Our civilization releases massive amounts of waste heat, from countless households, and the endless production of multiple industries. Add to this the signature glow of artificial night through the night, and from low-Earth orbit, our planet is bustling with activity. But from a distance, these signs of life become fainter, which means anyone looking for the presence of humans might have to scan for chemicals.

Crucially, the best way to detect a society like ours from deep space is by looking for the traces of the chemicals we produce and put out into the atmosphere — specifically, compounds that wouldn't be generated on a planet like ours without human industry.

It's ironic that the damage done to our biosphere by many of these compounds could be the way alien civilizations on distant worlds spot us with their telescope — but it also means we can do the same to them, provided we have a telescope with enough power.

NASA's Webb telescope could detect CFCs on distant alien worlds

And that's exactly what Webb can do. In the preprint study, a team of scientists explored how we might look for these synthetic chemical compounds — specifically, chlorofluorocarbons (CFCs) — which are generated by industries that use cleaning agents and refrigerants. This is a compound that infamously tore a colossal hole in our planet's ozone layer in the 1980s. It got so bad that their use was banned internationally in 1987, in a bid to lower CFCs to more manageable levels.

But looking for these "potent greenhouse agents with long atmospheric residence times" elsewhere in the Milky Way would almost certainly reveal the presence of a thriving alien civilization, perhaps struggling with the same excesses of industry that are threatening the viability of human life on Earth.

Depending on the distance between Webb and an alien world with CFCs or some other harmful chemical compound in its atmosphere, humans might be forced to speculate about the alien civilization's current status.

After all, there's no guarantee that our civilization will survive its current suite of social and ecological antagonisms.
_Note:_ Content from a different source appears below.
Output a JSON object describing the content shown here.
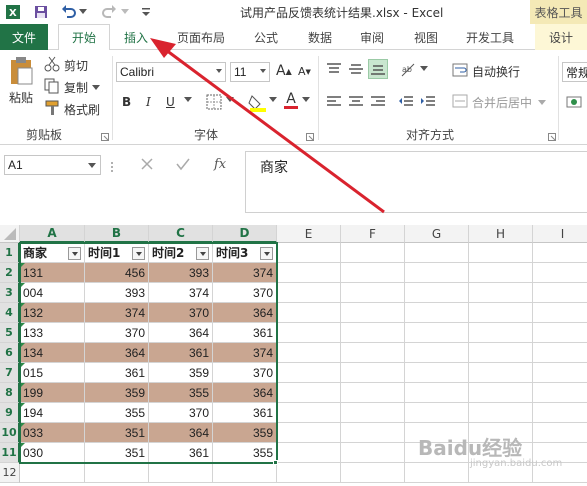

If we spot an alien world 1,000 light-years away, we could be looking at a world that has evolved beyond pollution-creating energy sources.

On the other hand, that alien planet may have failed to correct its excesses, or might even have already destroyed itself from nuclear annihilation. Since light has a finite speed, the only way we'd know for sure that an alien civilization is definitely there, as we see it, is if it's close enough to minimize the temporal lag in images due to the speed of light.

Let's cross our fingers that alien civilizations set mainly good precedents and that we can follow their example.